(Page and application data records)

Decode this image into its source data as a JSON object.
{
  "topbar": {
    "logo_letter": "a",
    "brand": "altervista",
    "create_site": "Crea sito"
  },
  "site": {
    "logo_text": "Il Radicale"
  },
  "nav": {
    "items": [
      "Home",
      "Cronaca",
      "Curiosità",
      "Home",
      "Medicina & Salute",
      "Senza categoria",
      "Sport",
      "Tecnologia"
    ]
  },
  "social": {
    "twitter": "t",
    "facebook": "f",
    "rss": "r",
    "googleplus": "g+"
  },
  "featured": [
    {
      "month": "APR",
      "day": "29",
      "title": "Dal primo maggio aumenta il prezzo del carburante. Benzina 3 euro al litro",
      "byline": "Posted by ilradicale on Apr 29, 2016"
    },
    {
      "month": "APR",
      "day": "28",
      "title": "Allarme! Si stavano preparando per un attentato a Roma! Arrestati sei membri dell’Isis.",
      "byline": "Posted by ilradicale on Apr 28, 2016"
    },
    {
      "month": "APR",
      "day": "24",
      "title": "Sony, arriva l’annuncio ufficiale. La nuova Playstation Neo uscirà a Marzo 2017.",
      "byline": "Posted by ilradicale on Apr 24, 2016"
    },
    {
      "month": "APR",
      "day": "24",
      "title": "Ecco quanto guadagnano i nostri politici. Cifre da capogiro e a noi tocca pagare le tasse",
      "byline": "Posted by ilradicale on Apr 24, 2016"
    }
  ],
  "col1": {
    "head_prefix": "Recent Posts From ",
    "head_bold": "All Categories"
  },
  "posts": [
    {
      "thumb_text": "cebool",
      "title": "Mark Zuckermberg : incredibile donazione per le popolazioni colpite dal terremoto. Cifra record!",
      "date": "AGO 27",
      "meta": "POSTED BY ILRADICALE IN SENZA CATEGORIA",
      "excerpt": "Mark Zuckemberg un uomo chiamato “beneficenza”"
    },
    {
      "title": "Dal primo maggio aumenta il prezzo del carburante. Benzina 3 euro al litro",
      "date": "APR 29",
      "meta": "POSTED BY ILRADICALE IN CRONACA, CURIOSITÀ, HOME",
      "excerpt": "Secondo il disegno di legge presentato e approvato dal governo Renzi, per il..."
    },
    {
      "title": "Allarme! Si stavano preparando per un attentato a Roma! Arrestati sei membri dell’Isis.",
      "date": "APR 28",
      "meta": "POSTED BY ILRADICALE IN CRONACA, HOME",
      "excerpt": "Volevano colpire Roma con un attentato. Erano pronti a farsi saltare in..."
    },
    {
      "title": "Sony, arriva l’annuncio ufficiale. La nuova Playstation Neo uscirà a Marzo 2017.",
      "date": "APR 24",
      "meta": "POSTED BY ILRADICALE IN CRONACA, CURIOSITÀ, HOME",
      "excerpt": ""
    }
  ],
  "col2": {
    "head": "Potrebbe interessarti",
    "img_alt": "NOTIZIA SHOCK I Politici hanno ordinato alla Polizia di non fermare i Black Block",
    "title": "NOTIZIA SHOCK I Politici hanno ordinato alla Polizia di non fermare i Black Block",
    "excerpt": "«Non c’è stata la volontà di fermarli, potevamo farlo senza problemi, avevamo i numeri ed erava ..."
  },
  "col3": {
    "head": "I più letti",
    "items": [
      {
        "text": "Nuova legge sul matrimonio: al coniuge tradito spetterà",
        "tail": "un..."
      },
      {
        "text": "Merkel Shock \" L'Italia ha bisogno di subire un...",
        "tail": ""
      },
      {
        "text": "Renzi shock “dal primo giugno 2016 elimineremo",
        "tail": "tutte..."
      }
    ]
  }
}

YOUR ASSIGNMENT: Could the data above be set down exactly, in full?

WORKED SOLUTION:
Decode this image into its source data as a JSON object.
{
  "topbar": {
    "logo_letter": "a",
    "brand": "altervista",
    "create_site": "Crea sito"
  },
  "site": {
    "logo_text": "Il Radicale"
  },
  "nav": {
    "items": [
      "Home",
      "Cronaca",
      "Curiosità",
      "Home",
      "Medicina & Salute",
      "Senza categoria",
      "Sport",
      "Tecnologia"
    ]
  },
  "social": {
    "twitter": "t",
    "facebook": "f",
    "rss": "r",
    "googleplus": "g+"
  },
  "featured": [
    {
      "month": "APR",
      "day": "29",
      "title": "Dal primo maggio aumenta il prezzo del carburante. Benzina 3 euro al litro",
      "byline": "Posted by ilradicale on Apr 29, 2016"
    },
    {
      "month": "APR",
      "day": "28",
      "title": "Allarme! Si stavano preparando per un attentato a Roma! Arrestati sei membri dell’Isis.",
      "byline": "Posted by ilradicale on Apr 28, 2016"
    },
    {
      "month": "APR",
      "day": "24",
      "title": "Sony, arriva l’annuncio ufficiale. La nuova Playstation Neo uscirà a Marzo 2017.",
      "byline": "Posted by ilradicale on Apr 24, 2016"
    },
    {
      "month": "APR",
      "day": "24",
      "title": "Ecco quanto guadagnano i nostri politici. Cifre da capogiro e a noi tocca pagare le tasse",
      "byline": "Posted by ilradicale on Apr 24, 2016"
    }
  ],
  "col1": {
    "head_prefix": "Recent Posts From ",
    "head_bold": "All Categories"
  },
  "posts": [
    {
      "thumb_text": "cebool",
      "title": "Mark Zuckermberg : incredibile donazione per le popolazioni colpite dal terremoto. Cifra record!",
      "date": "AGO 27",
      "meta": "POSTED BY ILRADICALE IN SENZA CATEGORIA",
      "excerpt": "Mark Zuckemberg un uomo chiamato “beneficenza”"
    },
    {
      "title": "Dal primo maggio aumenta il prezzo del carburante. Benzina 3 euro al litro",
      "date": "APR 29",
      "meta": "POSTED BY ILRADICALE IN CRONACA, CURIOSITÀ, HOME",
      "excerpt": "Secondo il disegno di legge presentato e approvato dal governo Renzi, per il..."
    },
    {
      "title": "Allarme! Si stavano preparando per un attentato a Roma! Arrestati sei membri dell’Isis.",
      "date": "APR 28",
      "meta": "POSTED BY ILRADICALE IN CRONACA, HOME",
      "excerpt": "Volevano colpire Roma con un attentato. Erano pronti a farsi saltare in..."
    },
    {
      "title": "Sony, arriva l’annuncio ufficiale. La nuova Playstation Neo uscirà a Marzo 2017.",
      "date": "APR 24",
      "meta": "POSTED BY ILRADICALE IN CRONACA, CURIOSITÀ, HOME",
      "excerpt": ""
    }
  ],
  "col2": {
    "head": "Potrebbe interessarti",
    "img_alt": "NOTIZIA SHOCK I Politici hanno ordinato alla Polizia di non fermare i Black Block",
    "title": "NOTIZIA SHOCK I Politici hanno ordinato alla Polizia di non fermare i Black Block",
    "excerpt": "«Non c’è stata la volontà di fermarli, potevamo farlo senza problemi, avevamo i numeri ed erava ..."
  },
  "col3": {
    "head": "I più letti",
    "items": [
      {
        "text": "Nuova legge sul matrimonio: al coniuge tradito spetterà",
        "tail": "un..."
      },
      {
        "text": "Merkel Shock \" L'Italia ha bisogno di subire un...",
        "tail": ""
      },
      {
        "text": "Renzi shock “dal primo giugno 2016 elimineremo",
        "tail": "tutte..."
      }
    ]
  }
}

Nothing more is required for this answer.